Vivalda Group chairman thinks the £3.5bn fund and loans for cladding remediation is a step in the right direction – but recommends urgent investment into training for contractors tasked with making repairs.
On Wednesday 10 February Robert Jenrick, the UK’s housing minister announced that the government would foot the £3.5bn bill to repair unsafe cladding on all flats of over 18m or six stories in height. It also confirmed plans for a new loan for leaseholders living in medium-rise flats affected by unsafe cladding. Under this scheme, those living in this category will not pay more than £50 per month to replace defective cladding.
Peter Johnson, chairman of Vivalda Group – the UK’s largest independent fabricator/distributor of non-flammable cladding, said: “While I broadly welcome this as a step in the right direction, this figure still falls a long way short of the £15bn fund that the select committee recommended to fix unsafe cladding on all high-rise buildings. Nevertheless, there remain challenges to implement such a plan. Right now, the cladding sector is pretty much working at full capacity – in terms of the skilled workforce available to fix cladding safely onto buildings. Installing cladding is a skilled job and without a significant increase in trained, qualified people, I can’t see how the industry can deliver such a huge project at scale.
“I understand various training schemes have been discussed and may well be in process, using tried and tested organizations such as the CITB and NFRC. However, it appears they have been put on hold due to lockdown. I urge the government to re-engage these training organizations and construction bodies as soon a safely possible to get these training schemes up and running with great urgency.

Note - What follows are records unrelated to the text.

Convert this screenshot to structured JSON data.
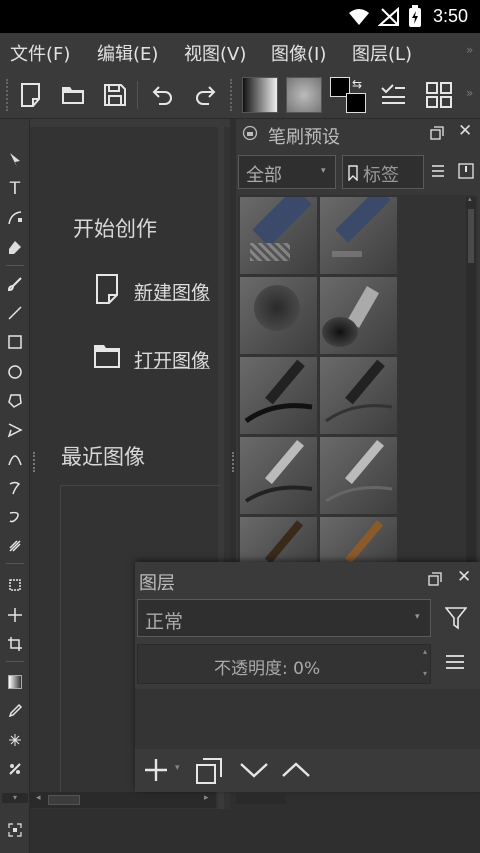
{
  "status": {
    "time": "3:50"
  },
  "menu": {
    "items": [
      "文件(F)",
      "编辑(E)",
      "视图(V)",
      "图像(I)",
      "图层(L)"
    ]
  },
  "welcome": {
    "start_title": "开始创作",
    "new_image": "新建图像",
    "open_image": "打开图像",
    "recent_title": "最近图像"
  },
  "brush_presets": {
    "title": "笔刷预设",
    "filter_value": "全部",
    "tag_label": "标签"
  },
  "layers": {
    "title": "图层",
    "blend_mode": "正常",
    "opacity_text": "不透明度:  0%"
  }
}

“Clearly, it is only right and proper for the government to be putting adequate funds in place to fix this national disgrace, but it should also be focusing on the barriers to delivery, such as skills shortages. Lack of available skilled labour could be the Achilles Heel of the remediation work.”